Q&A With Kristie Macrakis, Author of Prisoners, Lovers, and Spies
Prisoners, Lovers, and Spies: The Story of Invisible Ink from Herodotus to al-Qaeda is a book about concealing and revealing secret communications. It is the first history of invisible writing, uncovered through stories about scoundrels and heroes. Spies were imprisoned or murdered, adultery unmasked, and battles lost because of faulty or intercepted secret communications. Yet, successfully hidden writing helped save lives, win battles, and ensure privacy. Yale University Press sat down with author Kristie Macrakis to talk about the spy wars, chemical discoveries, and famous characters that make up this hidden history.
Yale University Press:What inspired your research into the history of hidden writing?
Kristie Macrakis: It was precisely the hidden nature of the subject that inspired my research. It all began with a quest to uncover the Stasi’s (East German secret police and intelligence agency) secret writing methods in order to better understand the United States’ secret methods.

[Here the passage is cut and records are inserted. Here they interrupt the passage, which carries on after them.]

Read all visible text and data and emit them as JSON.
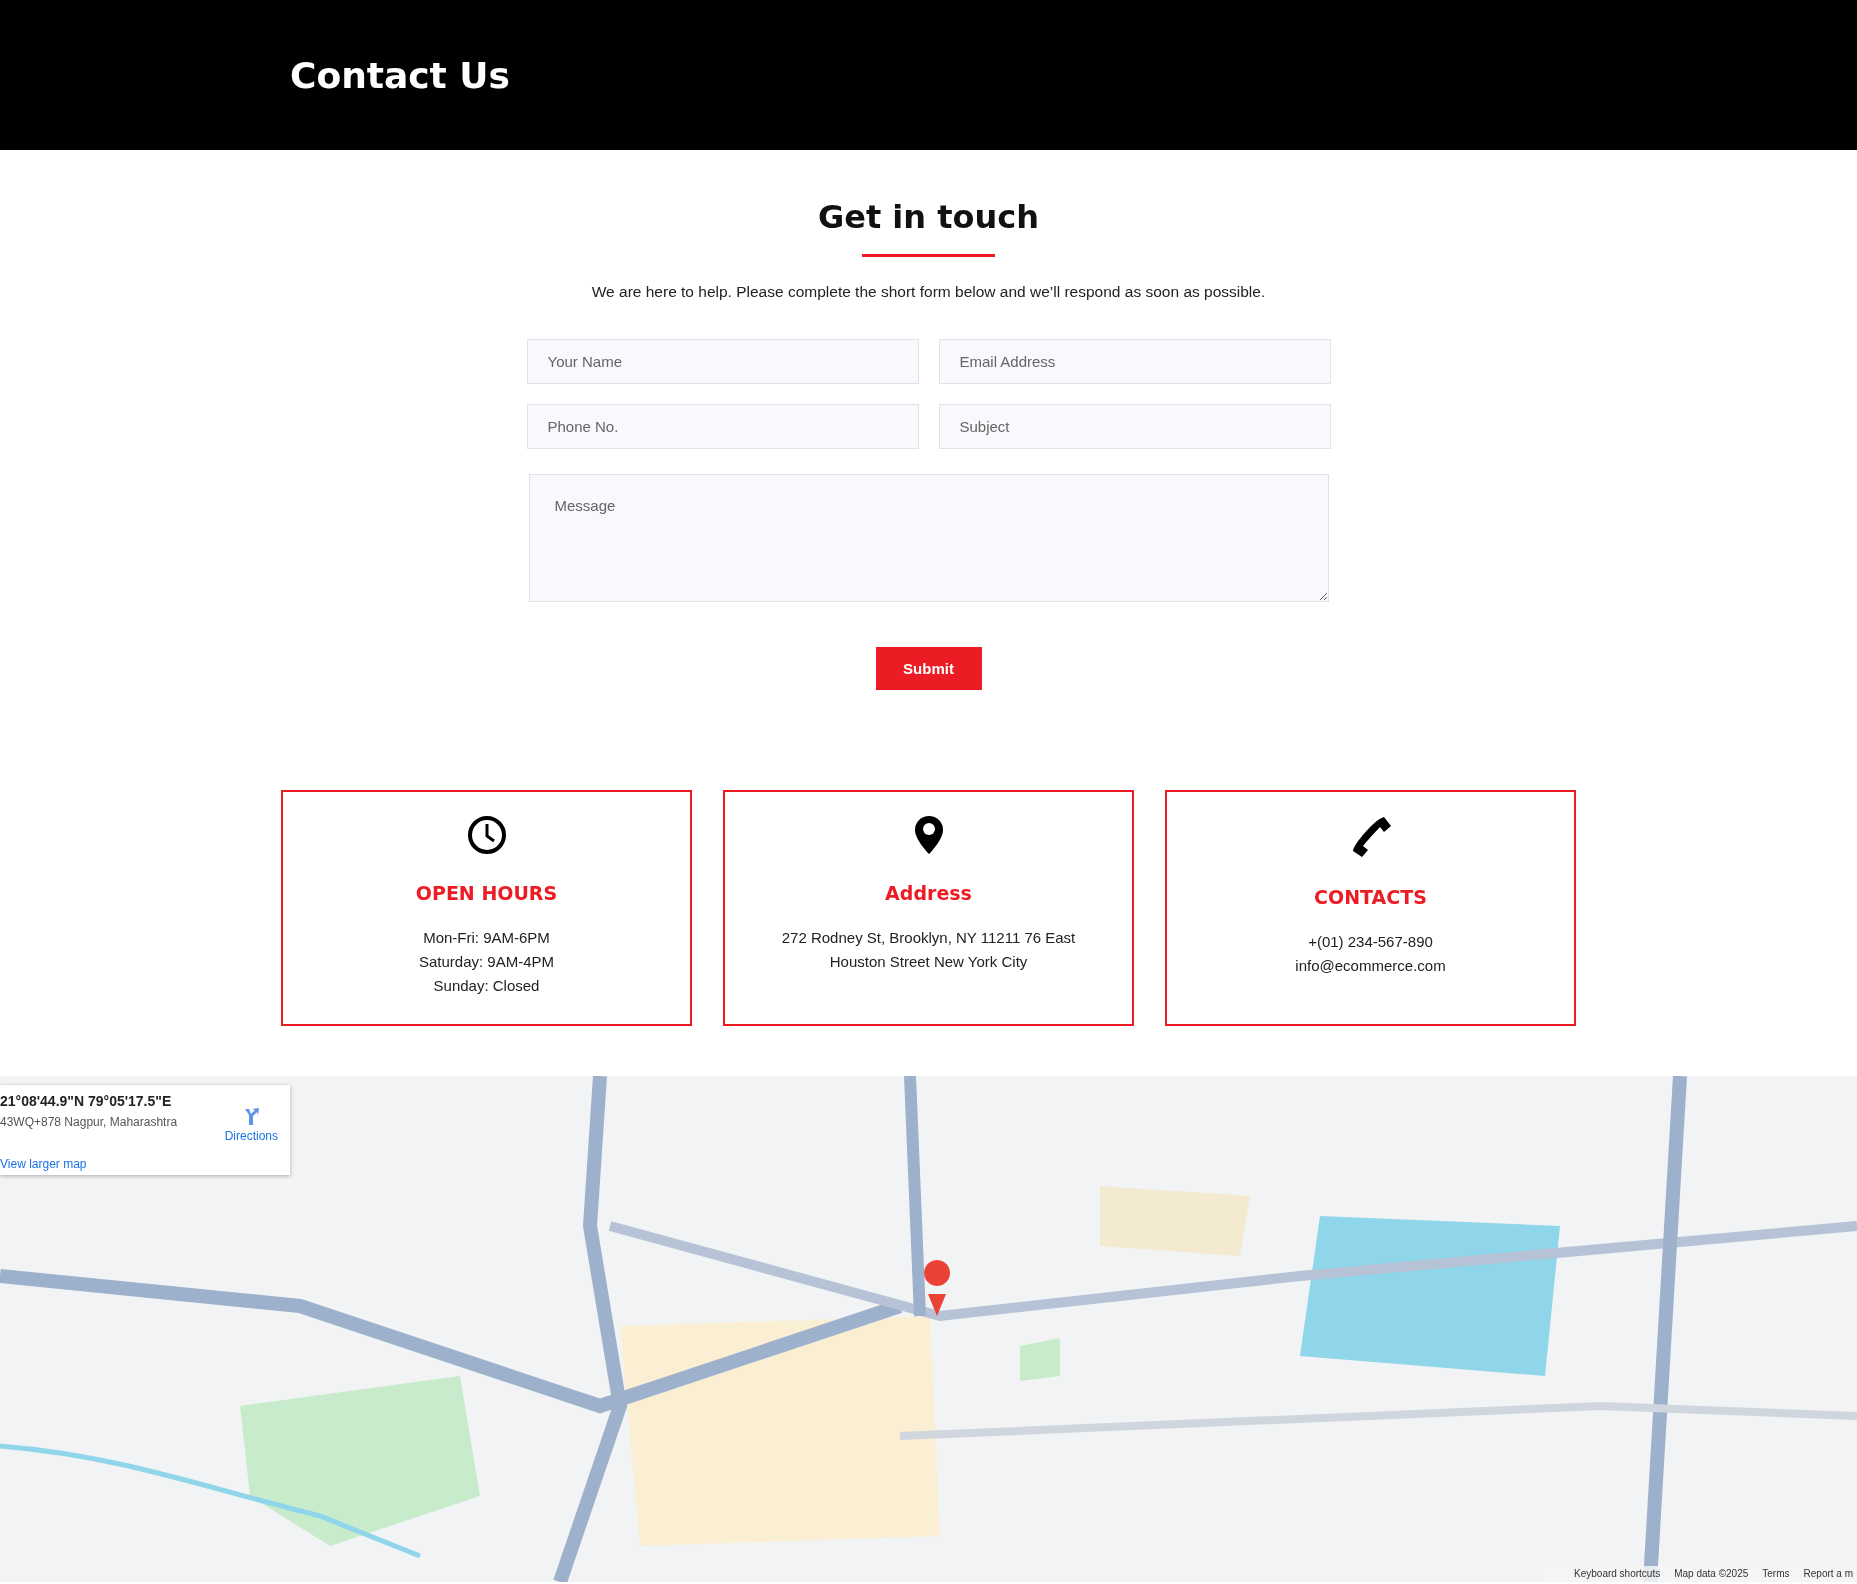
{
  "header": {
    "title": "Contact Us"
  },
  "contact_section": {
    "heading": "Get in touch",
    "intro": "We are here to help. Please complete the short form below and we’ll respond as soon as possible.",
    "fields": [
      {
        "placeholder": "Your Name"
      },
      {
        "placeholder": "Email Address"
      },
      {
        "placeholder": "Phone No."
      },
      {
        "placeholder": "Subject"
      }
    ],
    "message": {
      "placeholder": "Message"
    },
    "submit_button": "Submit"
  },
  "info_cards": [
    {
      "kind": "clock",
      "title": "OPEN HOURS",
      "lines": [
        "Mon-Fri: 9AM-6PM",
        "Saturday: 9AM-4PM",
        "Sunday: Closed"
      ]
    },
    {
      "kind": "pin",
      "title": "Address",
      "lines": [
        "272 Rodney St, Brooklyn, NY 11211 76 East Houston Street New York City"
      ]
    },
    {
      "kind": "phone",
      "title": "CONTACTS",
      "lines": [
        "+(01) 234-567-890",
        "info@ecommerce.com"
      ]
    }
  ],
  "map": {
    "kind": "picture",
    "place_card": {
      "coordinates": "21°08'44.9\"N 79°05'17.5\"E",
      "plus_code": "43WQ+878 Nagpur, Maharashtra",
      "directions": "Directions",
      "larger_map_link": "View larger map"
    },
    "footer_links": [
      "Keyboard shortcuts",
      "Map data ©2025",
      "Terms",
      "Report a m"
    ]
  }
}
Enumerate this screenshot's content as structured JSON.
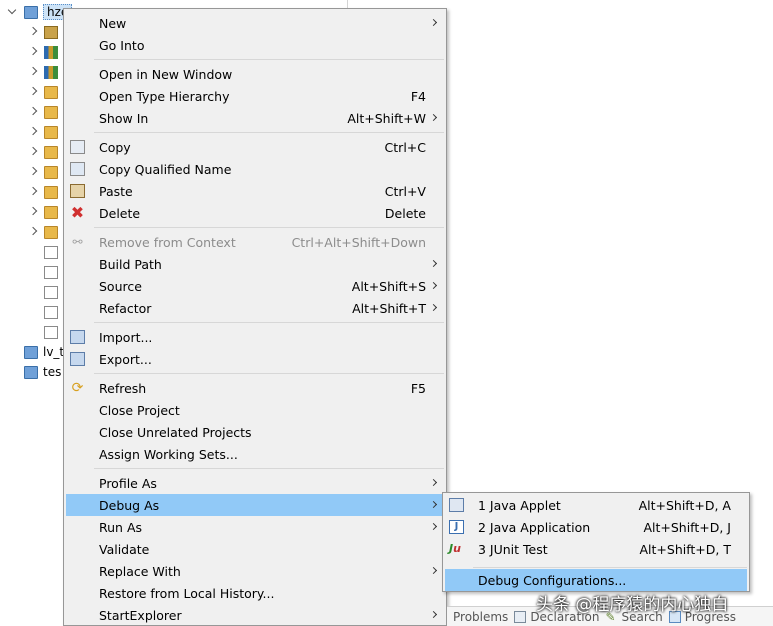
{
  "explorer": {
    "root_label": "hze",
    "folder_label_1": "lv_t",
    "folder_label_2": "tes"
  },
  "menu": {
    "items": [
      {
        "label": "New",
        "accel": "",
        "submenu": true
      },
      {
        "label": "Go Into",
        "accel": "",
        "submenu": false
      },
      {
        "label": "Open in New Window",
        "accel": "",
        "submenu": false
      },
      {
        "label": "Open Type Hierarchy",
        "accel": "F4",
        "submenu": false
      },
      {
        "label": "Show In",
        "accel": "Alt+Shift+W",
        "submenu": true
      },
      {
        "label": "Copy",
        "accel": "Ctrl+C",
        "submenu": false
      },
      {
        "label": "Copy Qualified Name",
        "accel": "",
        "submenu": false
      },
      {
        "label": "Paste",
        "accel": "Ctrl+V",
        "submenu": false
      },
      {
        "label": "Delete",
        "accel": "Delete",
        "submenu": false
      },
      {
        "label": "Remove from Context",
        "accel": "Ctrl+Alt+Shift+Down",
        "submenu": false
      },
      {
        "label": "Build Path",
        "accel": "",
        "submenu": true
      },
      {
        "label": "Source",
        "accel": "Alt+Shift+S",
        "submenu": true
      },
      {
        "label": "Refactor",
        "accel": "Alt+Shift+T",
        "submenu": true
      },
      {
        "label": "Import...",
        "accel": "",
        "submenu": false
      },
      {
        "label": "Export...",
        "accel": "",
        "submenu": false
      },
      {
        "label": "Refresh",
        "accel": "F5",
        "submenu": false
      },
      {
        "label": "Close Project",
        "accel": "",
        "submenu": false
      },
      {
        "label": "Close Unrelated Projects",
        "accel": "",
        "submenu": false
      },
      {
        "label": "Assign Working Sets...",
        "accel": "",
        "submenu": false
      },
      {
        "label": "Profile As",
        "accel": "",
        "submenu": true
      },
      {
        "label": "Debug As",
        "accel": "",
        "submenu": true
      },
      {
        "label": "Run As",
        "accel": "",
        "submenu": true
      },
      {
        "label": "Validate",
        "accel": "",
        "submenu": false
      },
      {
        "label": "Replace With",
        "accel": "",
        "submenu": true
      },
      {
        "label": "Restore from Local History...",
        "accel": "",
        "submenu": false
      },
      {
        "label": "StartExplorer",
        "accel": "",
        "submenu": true
      }
    ]
  },
  "submenu": {
    "items": [
      {
        "label": "1 Java Applet",
        "accel": "Alt+Shift+D, A"
      },
      {
        "label": "2 Java Application",
        "accel": "Alt+Shift+D, J"
      },
      {
        "label": "3 JUnit Test",
        "accel": "Alt+Shift+D, T"
      },
      {
        "label": "Debug Configurations...",
        "accel": ""
      }
    ]
  },
  "bottom_tabs": {
    "problems": "Problems",
    "declaration": "Declaration",
    "search": "Search",
    "progress": "Progress"
  },
  "watermark": "头条 @程序猿的内心独白",
  "colors": {
    "highlight": "#91c9f7",
    "menu_bg": "#f0f0f0",
    "disabled_text": "#8c8c8c"
  }
}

After spending considerable time probing secret writing files I finally hit pay dirt. I was handed a top secret Stasi Cold War invisible ink formula from the 1970s and successfully reproduced it. It was so exciting that my heart started pumping like that of a kid who just stole a candybar. When I was slated to deliver a lecture on invisible ink, I discovered no single book had been written about the subject though there were dozens about codes and ciphers.
The book grew out of that discovery, was research out of curiosity, and was written because of a need. It is the book I wish I had found on the shelf.

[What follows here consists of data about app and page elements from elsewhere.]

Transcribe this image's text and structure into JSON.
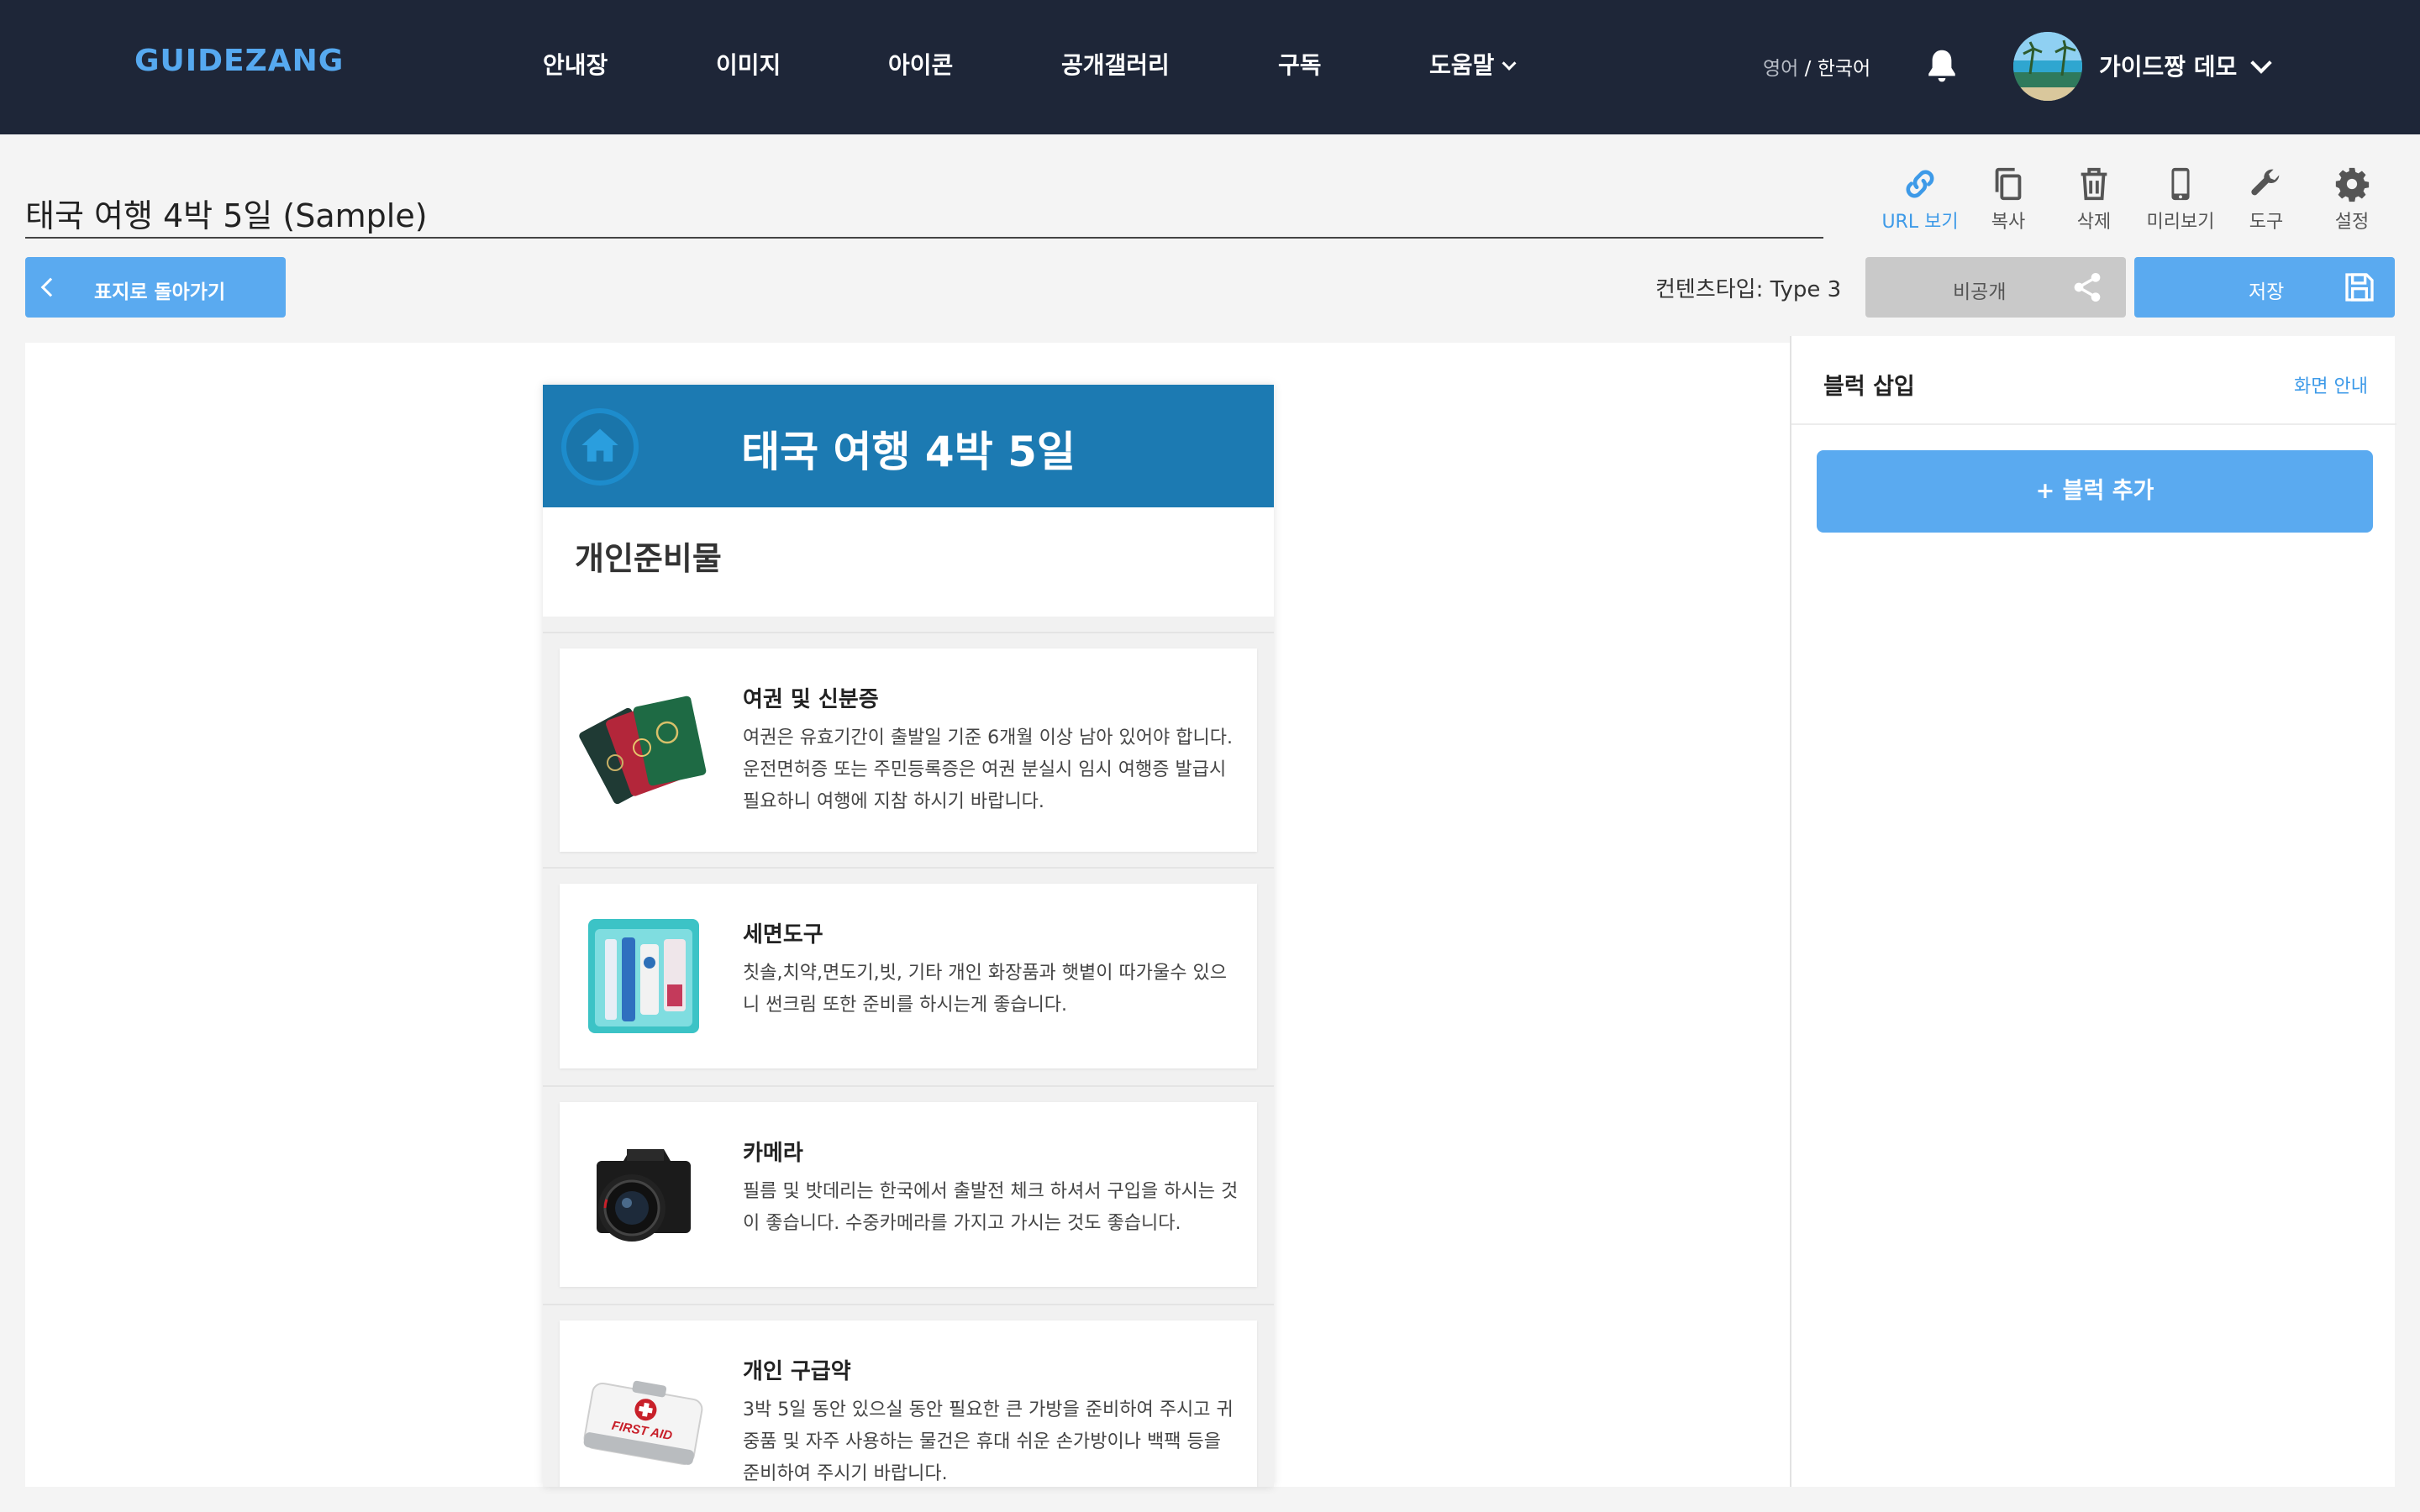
{
  "navbar": {
    "logo": "GUIDEZANG",
    "menu": [
      {
        "label": "안내장"
      },
      {
        "label": "이미지"
      },
      {
        "label": "아이콘"
      },
      {
        "label": "공개갤러리"
      },
      {
        "label": "구독"
      },
      {
        "label": "도움말"
      }
    ],
    "lang_inactive": "영어",
    "lang_sep": " / ",
    "lang_active": "한국어",
    "user_name": "가이드짱 데모",
    "icons": [
      "bell-icon",
      "chevron-down-icon"
    ]
  },
  "header": {
    "doc_title": "태국 여행 4박 5일 (Sample)",
    "tools": [
      {
        "label": "URL 보기",
        "icon": "link-icon"
      },
      {
        "label": "복사",
        "icon": "copy-icon"
      },
      {
        "label": "삭제",
        "icon": "trash-icon"
      },
      {
        "label": "미리보기",
        "icon": "mobile-icon"
      },
      {
        "label": "도구",
        "icon": "wrench-icon"
      },
      {
        "label": "설정",
        "icon": "gear-icon"
      }
    ],
    "back_label": "표지로 돌아가기",
    "content_type": "컨텐츠타입: Type 3",
    "private_label": "비공개",
    "save_label": "저장"
  },
  "phone": {
    "title": "태국 여행 4박 5일",
    "section_title": "개인준비물",
    "items": [
      {
        "title": "여권 및 신분증",
        "desc": "여권은 유효기간이 출발일 기준 6개월 이상 남아 있어야 합니다. 운전면허증 또는 주민등록증은 여권 분실시 임시 여행증 발급시 필요하니 여행에 지참 하시기 바랍니다.",
        "image": "passport-image"
      },
      {
        "title": "세면도구",
        "desc": "칫솔,치약,면도기,빗, 기타 개인 화장품과 햇볕이 따가울수 있으니 썬크림 또한 준비를 하시는게 좋습니다.",
        "image": "toiletries-image"
      },
      {
        "title": "카메라",
        "desc": "필름 및 밧데리는 한국에서 출발전 체크 하셔서 구입을 하시는 것이 좋습니다. 수중카메라를 가지고 가시는 것도 좋습니다.",
        "image": "camera-image"
      },
      {
        "title": "개인 구급약",
        "desc": "3박 5일 동안 있으실 동안 필요한 큰 가방을 준비하여 주시고 귀중품 및 자주 사용하는 물건은 휴대 쉬운 손가방이나 백팩 등을 준비하여 주시기 바랍니다.",
        "image": "first-aid-image",
        "image_text": "FIRST AID"
      }
    ]
  },
  "side": {
    "title": "블럭 삽입",
    "help": "화면 안내",
    "add_block": "+ 블럭 추가"
  },
  "colors": {
    "navbar": "#1e2638",
    "accent": "#5aaaf0",
    "phone_header": "#1c7ab2",
    "logo": "#56a9f0"
  }
}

YUP: What is your all-time favorite story about invisible ink?
KM: It depends on my mood, but I’m particularly fond of the Nazi tooth spy story. I’ve just written a blog about it, but to make a long story short, a Nazi spy parachuted into England with secret ink hidden in his molar. It’s a good story, but it is just one example of many about the fascinating and bizarre ways in which people concealed their secret ink materials.
YUP: Do you reveal any previously secret hidden writing techniques or stories in Prisoners, Lovers, and Spies?
KM: The whole book is filled with secrets that have never been told before! It’s suitable for anyone who loves a secret. It started with the discovery of the Stasi secret writing method and goes backward from there. While some readers may have heard that General George Washington used sympathetic ink, not many know that the Nobel-prize winning discoverer of Vitamin C, Linus Pauling invented ingenious secret ink methods during World War II. He went to his grave with the secret revealed here for the first time. Of course, I can’t reveal all of them here!
YUP: Did hidden writing ever change the course of history?
KM: Probably one of the most changing the course of history events happened thousands of years ago in ancient Greece and shaped the future of Western civilization. It involved Demaratus’s (a Spartan exiled in Persia) warning of surprise attack by Xerxes, king of Persia, written on a blank wax tablet. How many changing the course of history events happened after that is up for debate. Hidden messages save lives, win battles, ensure privacy, and occasionally change the course of history.
YUP: Do advances in hidden writing reflect changes in the way we wage war today? Is it possible to identify causal relationships between changes in hidden writing and changes in warfare?
KM: It’s not necessarily changes in warfare that reflect advancements in secret writing, but changes in society and technology in general. For example, one could say that digital steganography (or digital hidden writing on the internet or in digital images) is the modern technological sophisticated reincarnation of invisible inks like lemon juice, highly sophisticated chemical combinations or better yet, ancient seemingly blank wax tablets. Stego came about because of new sophisticated digital techniques. Generals and foot soldiers then use the most effective way to communicate available. As a result, you’d be more likely to see a CIA spy propped up against a tree trunk with a laptop encrypting messages and sending them through an image jpeg rather than mixing chemicals. However, don’t forget, you can always use old-fashioned invisible ink in a pinch. If a spy is holed up in an al-Qaeda prison, he or she might only have urine – or he, semen – to write with.
YUP: In the book you show that during WW I there was kind of an arms race to develop new invisible inks. In the absence of such an open global war do you think hidden writing will stagnate?
KM: Yes, there was an arms race or see saw battle of wits as each side responded to more sophisticated invisible ink methods. The same thing could happen in modern warfare. For example, the NSA’s perceived enemies might have figured out how the NSA spies on its communications so it will develop other ways to communicate. When it does this, the NSA will respond with new communication methods. Sometimes the warfare context stimulates scientific or technical change.
Kristie Macrakis is professor of history, technology, and society at the Georgia Institute of Technology. She is a historian of science as well as espionage and the author of numerous books and articles, including Seduced by Secrets. She lives in Atlanta, GA. Visit her website at www.kristiemacrakis.com.